Sebelius told CNN's State of the Union program on August 16 discussing the “public option” that “I think what's important is choice and competition. And I'm convinced at the end of the day, the plan will have both of those. But that is not the essential element.” Sebelius told CNN that the administration would still impose a much heavier and more costly regulatory burden upon private insurance companies even if it dropped the “public plan” from legislative proposals. “What we don't know is exactly what the Senate Finance Committee is likely to come up. They've been more focused on a co-op, not-for-profit co-op as a competitor as opposed to a straight government-run program.”

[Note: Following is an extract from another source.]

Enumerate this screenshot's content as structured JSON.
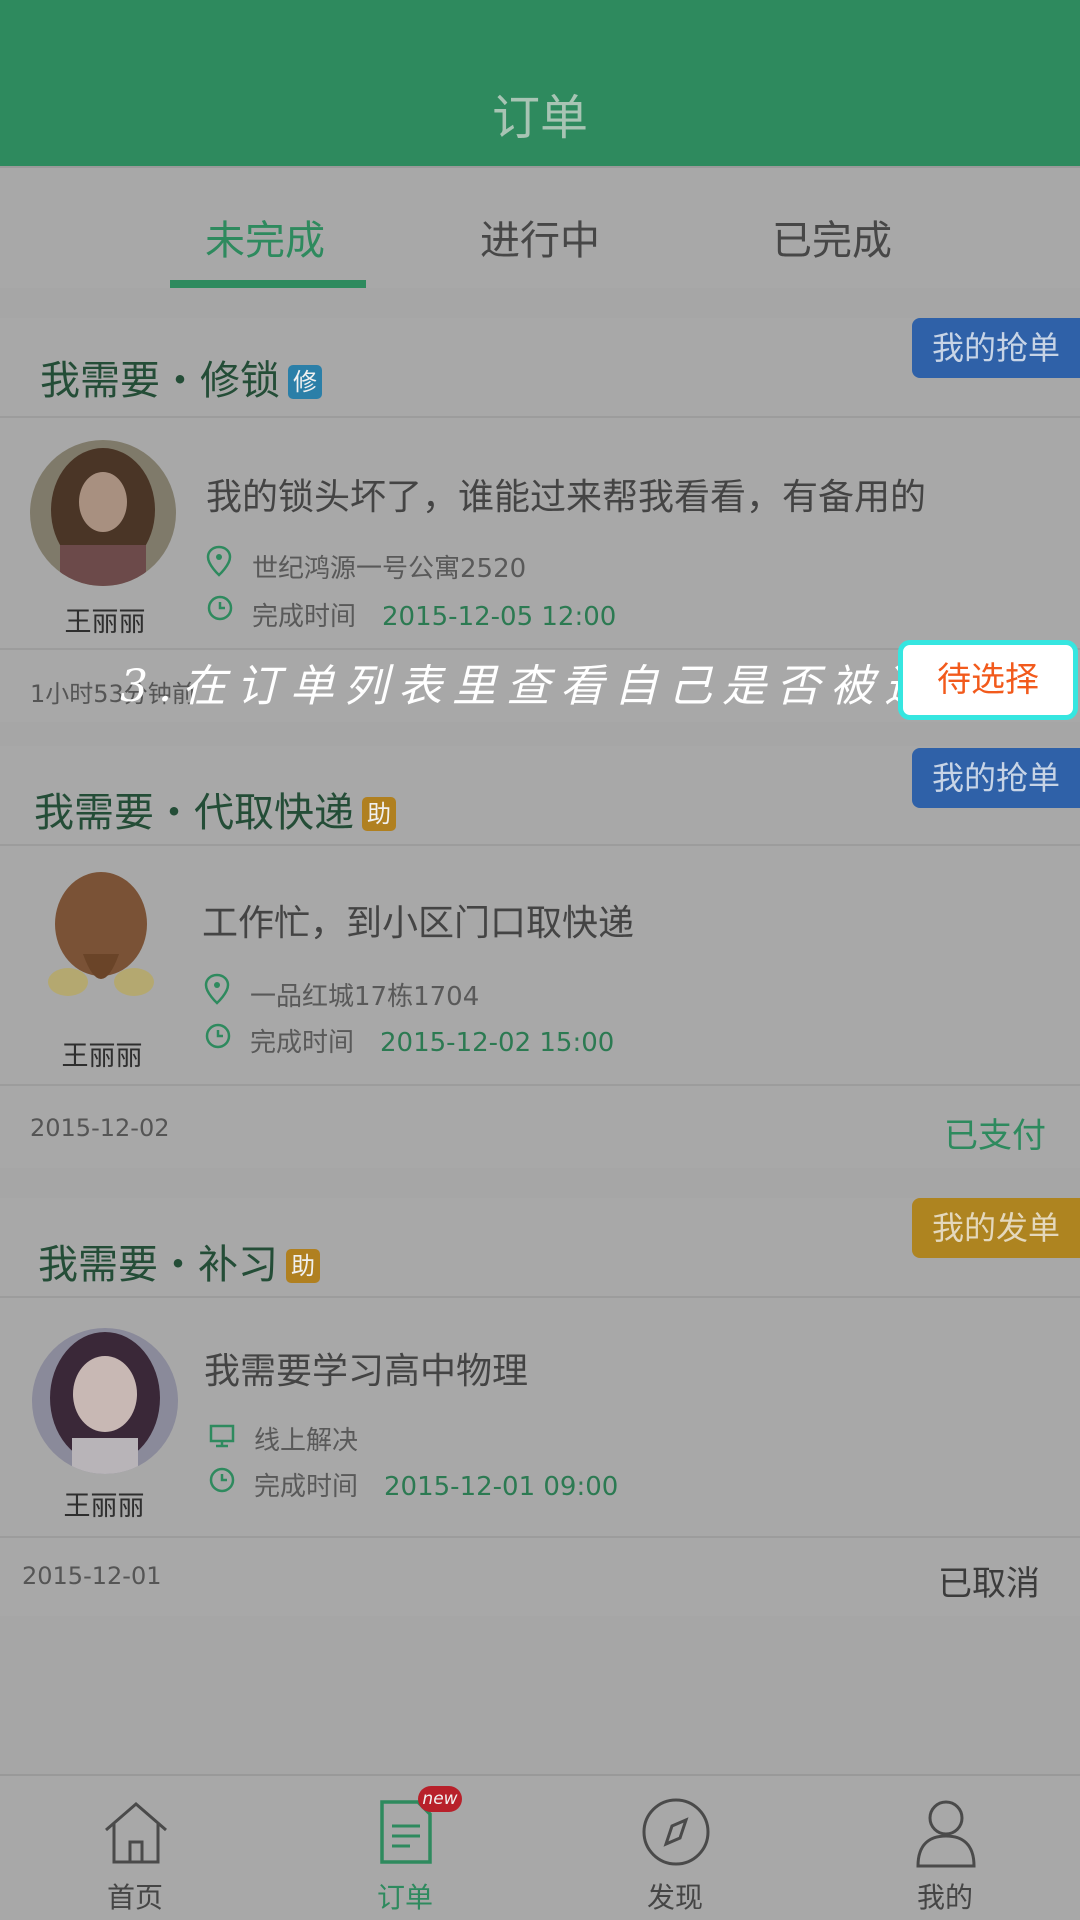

President Obama has promoted the idea of a “public option” that would not be subsidized by the federal government and based upon the efficiency model of the U.S. Post Office, but many Republicans and moderate Democrats have argued that the federal government cannot create a level playing field for a “public option.” They have argued that the federal government's healthcare plan would likely either be subsidized, like Medicare, or contain regulatory advantages as the U.S. Postal Service did for more than a century. The result would be to drive what remains of the private sector from the healthcare market.
The Obama administration remains in favor of creating a new government-run healthcare program under the “public option” idea, and the purpose of Sebelius' statement may end up being nothing more than a triangulation political strategy to energize the moribund political left on the healthcare issue. The practical effect of moving from a “public option” to a GSE co-op would not change the fact that Obama's healthcare proposal would put the government in the business of running the healthcare industry's day-to-day decisions, increasing the costs of healthcare for most Americans.
None of the three legislative proposals working their way through Congress right now have any provisions that would cut the cost of healthcare insurance for most Americans, though a number of the new regulatory measures proposed by President Obama would certainly increase healthcare costs for most Americans. President Obama proposed the following mandates upon insurance companies at his town hall meeting in New Hampshire last week:
Under the reform we're proposing, insurance companies will be prohibited from denying coverage because of a person's medical history. Period. They will not be able to drop your coverage if you get sick. They will not be able to water down your coverage when you need it. Your health insurance should be there for you when it counts — not just when you're paying premiums, but when you actually get sick. And it will be when we pass this plan. Now, when we pass health insurance reform, insurance companies will no longer be able to place some arbitrary cap on the amount of coverage you can receive in a given year or a lifetime. And we will place a limit on how much you can be charged for out-of-pocket expenses, because no one in America should go broke because they get sick. And finally — this is important — we will require insurance companies to cover routine checkups and preventive care, like mammograms and colonoscopies — because there's no reason we shouldn't be catching diseases like breast cancer and prostate cancer on the front end.
The above applause lines from President Obama's "town hall" meetings undoubtedly sound like great ideas … until the customers insured under those regulations get the bill.